Dataset records
------------------------------

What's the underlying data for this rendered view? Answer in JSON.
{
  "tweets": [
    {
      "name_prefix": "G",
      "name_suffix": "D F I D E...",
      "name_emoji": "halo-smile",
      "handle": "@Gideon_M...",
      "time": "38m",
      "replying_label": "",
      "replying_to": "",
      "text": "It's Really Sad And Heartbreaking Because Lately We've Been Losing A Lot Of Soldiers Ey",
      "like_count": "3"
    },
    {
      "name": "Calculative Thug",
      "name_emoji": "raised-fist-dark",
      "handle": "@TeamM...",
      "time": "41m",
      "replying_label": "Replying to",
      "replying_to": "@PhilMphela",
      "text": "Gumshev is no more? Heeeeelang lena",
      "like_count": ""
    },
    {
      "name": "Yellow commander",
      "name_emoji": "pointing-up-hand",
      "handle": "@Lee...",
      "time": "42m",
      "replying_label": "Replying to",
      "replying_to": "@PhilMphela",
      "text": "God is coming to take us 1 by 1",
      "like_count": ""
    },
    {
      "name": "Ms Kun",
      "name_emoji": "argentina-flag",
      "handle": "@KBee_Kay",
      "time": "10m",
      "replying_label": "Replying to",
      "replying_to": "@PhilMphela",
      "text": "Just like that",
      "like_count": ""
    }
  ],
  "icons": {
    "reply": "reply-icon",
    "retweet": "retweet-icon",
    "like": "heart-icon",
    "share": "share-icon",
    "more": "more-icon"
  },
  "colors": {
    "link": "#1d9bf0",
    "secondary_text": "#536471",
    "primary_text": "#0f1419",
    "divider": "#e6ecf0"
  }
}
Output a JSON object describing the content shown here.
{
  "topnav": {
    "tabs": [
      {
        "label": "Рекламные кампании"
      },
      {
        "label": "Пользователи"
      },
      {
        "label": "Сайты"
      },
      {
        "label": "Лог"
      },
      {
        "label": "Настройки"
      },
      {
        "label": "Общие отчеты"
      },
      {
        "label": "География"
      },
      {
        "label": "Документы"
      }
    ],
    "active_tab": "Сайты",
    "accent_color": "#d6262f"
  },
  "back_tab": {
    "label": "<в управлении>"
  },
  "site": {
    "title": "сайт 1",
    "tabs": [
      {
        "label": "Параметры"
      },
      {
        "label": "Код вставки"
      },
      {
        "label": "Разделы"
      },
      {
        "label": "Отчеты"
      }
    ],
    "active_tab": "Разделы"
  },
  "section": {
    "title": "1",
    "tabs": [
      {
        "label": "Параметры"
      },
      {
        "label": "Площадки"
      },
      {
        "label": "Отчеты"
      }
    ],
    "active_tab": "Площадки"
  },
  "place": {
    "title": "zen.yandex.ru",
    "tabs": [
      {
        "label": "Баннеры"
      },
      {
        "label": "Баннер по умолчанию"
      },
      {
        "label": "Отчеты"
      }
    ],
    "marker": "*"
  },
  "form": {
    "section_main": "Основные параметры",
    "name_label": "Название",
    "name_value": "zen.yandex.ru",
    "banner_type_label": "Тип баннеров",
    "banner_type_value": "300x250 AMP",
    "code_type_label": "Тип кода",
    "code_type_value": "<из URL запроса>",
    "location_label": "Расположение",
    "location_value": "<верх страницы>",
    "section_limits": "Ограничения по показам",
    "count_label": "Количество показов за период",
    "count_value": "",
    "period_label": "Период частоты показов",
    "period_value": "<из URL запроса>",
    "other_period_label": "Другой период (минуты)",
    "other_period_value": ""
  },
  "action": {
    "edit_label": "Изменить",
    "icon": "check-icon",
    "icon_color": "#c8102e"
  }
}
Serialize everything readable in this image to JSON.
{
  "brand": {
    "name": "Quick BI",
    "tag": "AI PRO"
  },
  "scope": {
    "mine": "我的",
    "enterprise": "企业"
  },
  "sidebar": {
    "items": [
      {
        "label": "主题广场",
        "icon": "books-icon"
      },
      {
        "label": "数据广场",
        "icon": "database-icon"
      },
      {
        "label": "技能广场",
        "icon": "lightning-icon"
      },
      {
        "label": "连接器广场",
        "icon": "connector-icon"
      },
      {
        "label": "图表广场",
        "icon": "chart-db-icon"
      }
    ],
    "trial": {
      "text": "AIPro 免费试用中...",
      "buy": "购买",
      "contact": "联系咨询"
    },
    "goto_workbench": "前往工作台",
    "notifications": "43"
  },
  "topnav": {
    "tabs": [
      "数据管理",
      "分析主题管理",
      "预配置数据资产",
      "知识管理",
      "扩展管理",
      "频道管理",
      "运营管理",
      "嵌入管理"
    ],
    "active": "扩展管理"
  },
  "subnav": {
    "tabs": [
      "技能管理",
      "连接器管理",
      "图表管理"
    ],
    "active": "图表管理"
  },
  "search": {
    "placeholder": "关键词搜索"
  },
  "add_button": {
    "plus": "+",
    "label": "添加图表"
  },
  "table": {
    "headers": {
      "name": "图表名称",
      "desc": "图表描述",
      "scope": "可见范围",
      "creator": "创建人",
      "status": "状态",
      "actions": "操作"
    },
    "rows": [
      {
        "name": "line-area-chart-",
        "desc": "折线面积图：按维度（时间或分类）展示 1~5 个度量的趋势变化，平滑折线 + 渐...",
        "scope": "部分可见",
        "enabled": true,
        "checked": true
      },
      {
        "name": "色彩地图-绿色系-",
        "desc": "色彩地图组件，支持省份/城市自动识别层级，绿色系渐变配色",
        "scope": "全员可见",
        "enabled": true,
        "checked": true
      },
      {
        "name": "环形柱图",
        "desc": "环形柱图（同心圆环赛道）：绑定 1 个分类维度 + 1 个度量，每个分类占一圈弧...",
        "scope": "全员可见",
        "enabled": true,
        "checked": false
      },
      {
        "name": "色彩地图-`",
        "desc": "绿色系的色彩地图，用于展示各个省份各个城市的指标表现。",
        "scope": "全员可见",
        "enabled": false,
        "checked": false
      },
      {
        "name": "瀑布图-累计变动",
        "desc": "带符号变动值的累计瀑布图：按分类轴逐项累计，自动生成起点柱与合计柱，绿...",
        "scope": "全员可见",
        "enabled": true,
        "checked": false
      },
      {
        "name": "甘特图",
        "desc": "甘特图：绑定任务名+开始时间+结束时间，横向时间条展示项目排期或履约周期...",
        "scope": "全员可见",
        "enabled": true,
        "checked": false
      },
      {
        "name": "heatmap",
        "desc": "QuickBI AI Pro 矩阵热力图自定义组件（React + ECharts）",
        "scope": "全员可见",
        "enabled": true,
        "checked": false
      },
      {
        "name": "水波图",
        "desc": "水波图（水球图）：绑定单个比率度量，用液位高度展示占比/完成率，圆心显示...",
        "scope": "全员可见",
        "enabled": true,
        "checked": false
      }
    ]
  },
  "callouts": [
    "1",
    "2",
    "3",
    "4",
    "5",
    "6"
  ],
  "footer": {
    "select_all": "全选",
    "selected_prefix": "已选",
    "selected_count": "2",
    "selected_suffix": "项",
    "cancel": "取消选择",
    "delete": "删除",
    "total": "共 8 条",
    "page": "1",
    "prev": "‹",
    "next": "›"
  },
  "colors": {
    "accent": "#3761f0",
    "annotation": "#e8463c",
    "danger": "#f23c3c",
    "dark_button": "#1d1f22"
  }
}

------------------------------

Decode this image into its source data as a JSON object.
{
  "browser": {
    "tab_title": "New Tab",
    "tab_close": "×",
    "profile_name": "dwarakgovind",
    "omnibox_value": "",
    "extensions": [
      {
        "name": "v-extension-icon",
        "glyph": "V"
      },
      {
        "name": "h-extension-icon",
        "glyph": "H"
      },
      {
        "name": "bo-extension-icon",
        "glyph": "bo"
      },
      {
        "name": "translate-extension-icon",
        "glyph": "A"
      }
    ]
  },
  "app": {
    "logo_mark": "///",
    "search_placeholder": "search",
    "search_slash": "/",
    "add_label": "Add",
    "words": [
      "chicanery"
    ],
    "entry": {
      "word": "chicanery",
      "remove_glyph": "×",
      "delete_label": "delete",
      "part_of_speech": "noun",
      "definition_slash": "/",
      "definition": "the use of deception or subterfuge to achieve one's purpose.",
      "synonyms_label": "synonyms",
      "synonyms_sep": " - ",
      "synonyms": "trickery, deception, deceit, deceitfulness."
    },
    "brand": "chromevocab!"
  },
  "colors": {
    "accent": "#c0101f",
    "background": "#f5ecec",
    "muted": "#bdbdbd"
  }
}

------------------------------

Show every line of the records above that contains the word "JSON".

What's the underlying data for this rendered view? Answer in JSON.
Output a JSON object describing the content shown here.
Serialize everything readable in this image to JSON.
Decode this image into its source data as a JSON object.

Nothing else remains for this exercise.